• [Problem requirements]
Can you find the lines of the listing that include "name" and copy every one?

*** Input data ***

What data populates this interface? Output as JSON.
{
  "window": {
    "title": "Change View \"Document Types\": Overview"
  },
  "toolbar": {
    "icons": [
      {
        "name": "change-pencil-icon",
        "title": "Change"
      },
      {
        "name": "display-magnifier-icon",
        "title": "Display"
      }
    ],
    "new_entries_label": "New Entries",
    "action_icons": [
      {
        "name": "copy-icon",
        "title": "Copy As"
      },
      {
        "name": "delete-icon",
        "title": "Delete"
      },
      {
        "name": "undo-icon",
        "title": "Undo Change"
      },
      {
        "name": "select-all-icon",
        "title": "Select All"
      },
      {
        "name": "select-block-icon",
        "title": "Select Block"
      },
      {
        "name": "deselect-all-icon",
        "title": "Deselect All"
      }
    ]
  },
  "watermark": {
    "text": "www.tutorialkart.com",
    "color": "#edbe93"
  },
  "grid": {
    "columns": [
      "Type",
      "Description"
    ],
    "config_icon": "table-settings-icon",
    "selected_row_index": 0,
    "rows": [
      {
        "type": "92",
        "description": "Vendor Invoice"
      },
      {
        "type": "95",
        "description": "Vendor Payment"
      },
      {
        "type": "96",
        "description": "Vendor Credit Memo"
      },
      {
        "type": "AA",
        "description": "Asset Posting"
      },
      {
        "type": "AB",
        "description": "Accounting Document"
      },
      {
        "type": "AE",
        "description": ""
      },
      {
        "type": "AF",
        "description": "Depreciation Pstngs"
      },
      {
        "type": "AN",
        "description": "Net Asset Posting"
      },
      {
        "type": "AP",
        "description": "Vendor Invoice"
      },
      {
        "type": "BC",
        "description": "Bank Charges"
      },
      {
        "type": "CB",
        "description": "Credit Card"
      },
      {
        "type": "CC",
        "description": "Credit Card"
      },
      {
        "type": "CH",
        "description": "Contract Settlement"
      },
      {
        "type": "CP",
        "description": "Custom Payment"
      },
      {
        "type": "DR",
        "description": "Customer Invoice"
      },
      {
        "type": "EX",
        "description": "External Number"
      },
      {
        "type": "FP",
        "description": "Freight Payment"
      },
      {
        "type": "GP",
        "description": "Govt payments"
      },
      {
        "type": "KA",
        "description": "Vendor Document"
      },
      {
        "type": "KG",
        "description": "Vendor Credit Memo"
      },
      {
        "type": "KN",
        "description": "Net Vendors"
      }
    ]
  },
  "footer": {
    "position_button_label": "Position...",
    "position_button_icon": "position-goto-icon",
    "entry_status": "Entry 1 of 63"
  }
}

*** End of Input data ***
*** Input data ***

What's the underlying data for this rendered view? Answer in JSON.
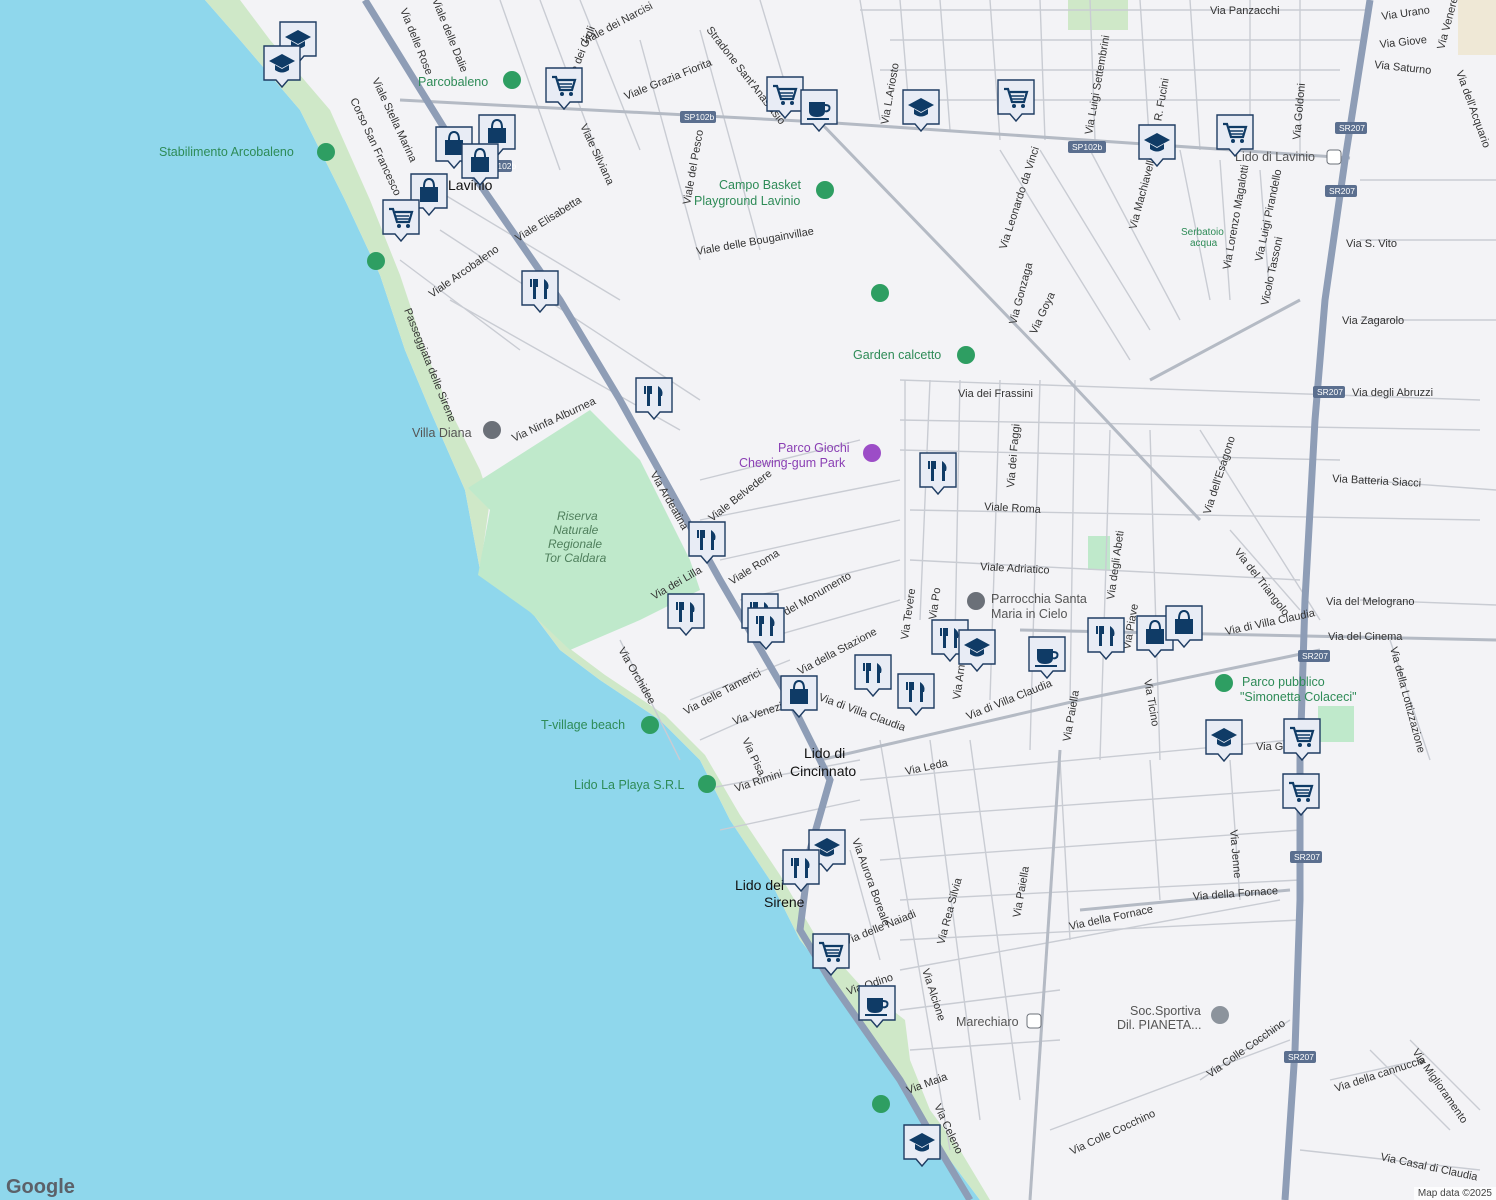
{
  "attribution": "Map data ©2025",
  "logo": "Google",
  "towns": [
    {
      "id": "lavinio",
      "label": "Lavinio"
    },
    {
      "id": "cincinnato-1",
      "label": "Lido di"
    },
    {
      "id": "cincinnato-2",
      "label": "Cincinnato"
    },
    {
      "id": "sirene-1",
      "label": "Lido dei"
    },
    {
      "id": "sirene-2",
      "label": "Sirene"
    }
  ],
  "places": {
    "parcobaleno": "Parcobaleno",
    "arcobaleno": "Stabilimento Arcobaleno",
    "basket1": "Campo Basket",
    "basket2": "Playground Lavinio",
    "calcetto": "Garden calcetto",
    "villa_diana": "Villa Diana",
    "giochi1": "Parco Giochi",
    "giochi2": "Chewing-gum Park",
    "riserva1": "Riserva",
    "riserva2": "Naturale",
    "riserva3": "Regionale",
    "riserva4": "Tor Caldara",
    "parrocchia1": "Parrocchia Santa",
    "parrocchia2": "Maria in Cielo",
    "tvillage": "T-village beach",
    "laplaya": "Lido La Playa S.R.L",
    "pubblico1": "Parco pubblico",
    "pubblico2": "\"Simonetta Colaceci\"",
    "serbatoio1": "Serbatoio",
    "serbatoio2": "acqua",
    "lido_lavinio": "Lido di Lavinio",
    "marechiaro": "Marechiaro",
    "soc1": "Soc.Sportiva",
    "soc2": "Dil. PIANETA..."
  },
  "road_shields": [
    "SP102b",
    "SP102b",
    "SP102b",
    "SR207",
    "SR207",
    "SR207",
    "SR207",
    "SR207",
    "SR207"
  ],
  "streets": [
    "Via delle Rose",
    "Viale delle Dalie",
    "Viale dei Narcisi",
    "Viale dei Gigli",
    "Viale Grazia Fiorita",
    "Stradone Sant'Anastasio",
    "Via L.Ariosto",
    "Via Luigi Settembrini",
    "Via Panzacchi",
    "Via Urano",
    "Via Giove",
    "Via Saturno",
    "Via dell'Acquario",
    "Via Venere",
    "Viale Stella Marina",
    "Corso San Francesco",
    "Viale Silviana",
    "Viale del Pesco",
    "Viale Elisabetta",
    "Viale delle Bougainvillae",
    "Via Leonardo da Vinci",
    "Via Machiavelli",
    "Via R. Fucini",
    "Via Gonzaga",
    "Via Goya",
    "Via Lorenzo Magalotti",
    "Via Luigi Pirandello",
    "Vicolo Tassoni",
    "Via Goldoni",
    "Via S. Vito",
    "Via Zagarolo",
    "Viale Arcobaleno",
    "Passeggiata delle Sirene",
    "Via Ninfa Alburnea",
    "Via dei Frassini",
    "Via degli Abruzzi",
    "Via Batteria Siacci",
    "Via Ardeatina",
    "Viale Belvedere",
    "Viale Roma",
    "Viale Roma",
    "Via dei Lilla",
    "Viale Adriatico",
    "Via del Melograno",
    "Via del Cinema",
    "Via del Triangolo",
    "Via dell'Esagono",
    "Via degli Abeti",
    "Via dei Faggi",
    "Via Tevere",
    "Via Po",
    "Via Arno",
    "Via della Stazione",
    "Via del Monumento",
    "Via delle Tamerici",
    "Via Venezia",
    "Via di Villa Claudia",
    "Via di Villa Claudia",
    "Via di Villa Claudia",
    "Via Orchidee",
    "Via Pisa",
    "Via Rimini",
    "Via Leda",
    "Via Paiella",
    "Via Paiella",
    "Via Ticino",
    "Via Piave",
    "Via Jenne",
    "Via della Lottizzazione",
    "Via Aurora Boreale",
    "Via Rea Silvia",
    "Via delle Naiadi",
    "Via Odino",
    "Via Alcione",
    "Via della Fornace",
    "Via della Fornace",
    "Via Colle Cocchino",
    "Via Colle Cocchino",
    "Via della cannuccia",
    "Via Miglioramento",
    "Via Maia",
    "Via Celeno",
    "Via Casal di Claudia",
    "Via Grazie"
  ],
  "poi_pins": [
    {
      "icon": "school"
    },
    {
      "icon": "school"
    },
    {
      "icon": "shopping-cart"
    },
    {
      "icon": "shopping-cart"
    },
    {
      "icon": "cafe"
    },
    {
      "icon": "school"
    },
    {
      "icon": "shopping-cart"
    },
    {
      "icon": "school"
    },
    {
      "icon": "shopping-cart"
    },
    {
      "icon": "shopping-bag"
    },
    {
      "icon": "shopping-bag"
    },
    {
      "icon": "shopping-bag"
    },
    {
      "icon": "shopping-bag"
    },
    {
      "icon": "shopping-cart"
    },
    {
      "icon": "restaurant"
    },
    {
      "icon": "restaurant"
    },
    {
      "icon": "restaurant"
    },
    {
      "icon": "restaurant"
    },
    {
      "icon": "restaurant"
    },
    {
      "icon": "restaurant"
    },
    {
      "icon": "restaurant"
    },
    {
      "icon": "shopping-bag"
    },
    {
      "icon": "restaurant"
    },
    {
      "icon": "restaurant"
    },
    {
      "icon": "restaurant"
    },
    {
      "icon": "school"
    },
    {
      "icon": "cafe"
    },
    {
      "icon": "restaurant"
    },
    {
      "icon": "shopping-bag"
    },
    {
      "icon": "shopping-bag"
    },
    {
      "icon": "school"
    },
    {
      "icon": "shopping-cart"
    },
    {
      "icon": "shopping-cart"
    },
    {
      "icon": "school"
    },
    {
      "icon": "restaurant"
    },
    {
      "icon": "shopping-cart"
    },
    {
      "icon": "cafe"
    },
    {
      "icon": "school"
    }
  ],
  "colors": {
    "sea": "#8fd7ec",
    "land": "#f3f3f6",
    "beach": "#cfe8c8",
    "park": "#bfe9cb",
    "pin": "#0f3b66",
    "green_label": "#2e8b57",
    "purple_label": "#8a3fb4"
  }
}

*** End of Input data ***

• [Solution]
        "name": "change-pencil-icon",
        "name": "display-magnifier-icon",
        "name": "copy-icon",
        "name": "delete-icon",
        "name": "undo-icon",
        "name": "select-all-icon",
        "name": "select-block-icon",
        "name": "deselect-all-icon",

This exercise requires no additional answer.